* [TASK BRIEF]: All entries are to be retyped without alteration.

*** Opening DATA RECORDS ***

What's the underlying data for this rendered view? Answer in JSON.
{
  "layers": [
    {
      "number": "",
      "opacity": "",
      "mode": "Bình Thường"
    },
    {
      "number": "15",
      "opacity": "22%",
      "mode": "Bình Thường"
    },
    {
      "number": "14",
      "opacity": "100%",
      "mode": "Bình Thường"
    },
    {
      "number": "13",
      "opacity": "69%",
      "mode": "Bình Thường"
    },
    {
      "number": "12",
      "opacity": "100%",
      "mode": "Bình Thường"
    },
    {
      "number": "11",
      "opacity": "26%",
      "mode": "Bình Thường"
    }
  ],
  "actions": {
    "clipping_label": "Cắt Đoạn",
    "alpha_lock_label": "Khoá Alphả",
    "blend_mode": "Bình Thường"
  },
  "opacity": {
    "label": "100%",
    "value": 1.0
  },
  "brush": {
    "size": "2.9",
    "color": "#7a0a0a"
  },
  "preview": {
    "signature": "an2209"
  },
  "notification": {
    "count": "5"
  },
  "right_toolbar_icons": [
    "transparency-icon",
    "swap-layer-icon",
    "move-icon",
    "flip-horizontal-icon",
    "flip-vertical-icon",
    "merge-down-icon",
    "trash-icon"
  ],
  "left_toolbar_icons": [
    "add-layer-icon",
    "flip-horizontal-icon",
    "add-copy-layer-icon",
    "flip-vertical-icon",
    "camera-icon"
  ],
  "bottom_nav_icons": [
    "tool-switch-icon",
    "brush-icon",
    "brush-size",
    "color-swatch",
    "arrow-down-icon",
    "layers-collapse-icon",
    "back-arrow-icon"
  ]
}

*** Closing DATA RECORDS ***

* [ANSWER FOR THE TASK]:
What's the underlying data for this rendered view? Answer in JSON.
{
  "layers": [
    {
      "number": "",
      "opacity": "",
      "mode": "Bình Thường"
    },
    {
      "number": "15",
      "opacity": "22%",
      "mode": "Bình Thường"
    },
    {
      "number": "14",
      "opacity": "100%",
      "mode": "Bình Thường"
    },
    {
      "number": "13",
      "opacity": "69%",
      "mode": "Bình Thường"
    },
    {
      "number": "12",
      "opacity": "100%",
      "mode": "Bình Thường"
    },
    {
      "number": "11",
      "opacity": "26%",
      "mode": "Bình Thường"
    }
  ],
  "actions": {
    "clipping_label": "Cắt Đoạn",
    "alpha_lock_label": "Khoá Alphả",
    "blend_mode": "Bình Thường"
  },
  "opacity": {
    "label": "100%",
    "value": 1.0
  },
  "brush": {
    "size": "2.9",
    "color": "#7a0a0a"
  },
  "preview": {
    "signature": "an2209"
  },
  "notification": {
    "count": "5"
  },
  "right_toolbar_icons": [
    "transparency-icon",
    "swap-layer-icon",
    "move-icon",
    "flip-horizontal-icon",
    "flip-vertical-icon",
    "merge-down-icon",
    "trash-icon"
  ],
  "left_toolbar_icons": [
    "add-layer-icon",
    "flip-horizontal-icon",
    "add-copy-layer-icon",
    "flip-vertical-icon",
    "camera-icon"
  ],
  "bottom_nav_icons": [
    "tool-switch-icon",
    "brush-icon",
    "brush-size",
    "color-swatch",
    "arrow-down-icon",
    "layers-collapse-icon",
    "back-arrow-icon"
  ]
}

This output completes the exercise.